A section line crosses the pond near the route of the elevated road seen on the opposite side of the pond. When they passed through the area during the 1820s, the original surveyors followed this line while marking off their survey plats. The area was then open woods, but the pond was shown on their drawings.
Scientific studies show that the Open Pond and numerous other ponds in the area are found along the course of an old channel of the Chattahoochee River. Over time, the river moved east to its present course, leaving behind the winding channel dotted with small lakes and ponds.
Prior to the construction of the Jim Woodruff Dam and flooding of Lake Seminole during the 1950s, flood waters from the river would sometimes flow into the old channel and re-connect the ponds, leaving area residents stranded on spots of high ground.
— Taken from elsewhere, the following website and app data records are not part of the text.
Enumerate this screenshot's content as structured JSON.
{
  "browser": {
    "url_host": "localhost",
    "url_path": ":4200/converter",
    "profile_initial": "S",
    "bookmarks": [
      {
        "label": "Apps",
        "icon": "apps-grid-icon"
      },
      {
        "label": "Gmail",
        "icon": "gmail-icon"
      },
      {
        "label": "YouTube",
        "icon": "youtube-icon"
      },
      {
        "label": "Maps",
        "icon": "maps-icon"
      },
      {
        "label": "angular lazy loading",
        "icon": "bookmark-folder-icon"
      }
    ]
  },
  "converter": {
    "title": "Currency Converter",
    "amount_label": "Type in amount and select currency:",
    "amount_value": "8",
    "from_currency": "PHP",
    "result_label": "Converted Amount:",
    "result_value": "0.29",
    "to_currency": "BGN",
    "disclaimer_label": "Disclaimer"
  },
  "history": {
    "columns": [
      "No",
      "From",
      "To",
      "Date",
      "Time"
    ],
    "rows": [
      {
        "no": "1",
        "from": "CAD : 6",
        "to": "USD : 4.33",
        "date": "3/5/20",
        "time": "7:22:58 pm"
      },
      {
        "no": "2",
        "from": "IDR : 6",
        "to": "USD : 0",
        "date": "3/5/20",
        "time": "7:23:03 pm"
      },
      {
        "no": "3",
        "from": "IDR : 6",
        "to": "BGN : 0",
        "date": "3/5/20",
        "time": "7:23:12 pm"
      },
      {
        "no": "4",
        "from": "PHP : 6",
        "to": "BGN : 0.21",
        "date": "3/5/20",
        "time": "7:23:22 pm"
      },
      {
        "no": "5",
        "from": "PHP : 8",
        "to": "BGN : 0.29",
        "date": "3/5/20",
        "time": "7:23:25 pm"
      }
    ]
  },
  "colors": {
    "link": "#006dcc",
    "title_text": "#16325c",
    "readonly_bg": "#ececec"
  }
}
Saturday, February 2, 2008

The Steamboat Apalachee

This faded photograph shows the sternwheel riverboat Apalachee, one of the steam-powered paddlewheelers that used to run up and down the Chattahoochee River.
These boats were of vital importance to the early settlers of the Two Egg area. They brought needed items up from Apalachicola or down from Columbus, Georgia. They also provided transport for cotton, tobacco, corn and other crops raised by local farmers. In the days before trucks and the railroads, the farmers had no other way of getting their crops to market except by boat.
From the 1820s until the 1940s, scores of riverboats traveled on the Chattahoochee, Flint and Apalachicola Rivers. The first to make the trip was the Fanny and the last was the John W. Callahan, Jr. These boats edged up to the bank at places like Neal's Landing, Tennile Landing, Peri Landing, Parramore Landing, Bellevue Landing and Butler Landing to serve the residents of the area. They also used these landings to take on firewood cut by local residents and sold to the boat companies. The wood, in turn, was used to fire the boilers and keep the steamboats running.
The arrival of the railroad in Jackson County during the 1880s followed by the arrival of modern highways and large trucks during the 20th century spelled the end of the boats and they rapidly disappeared.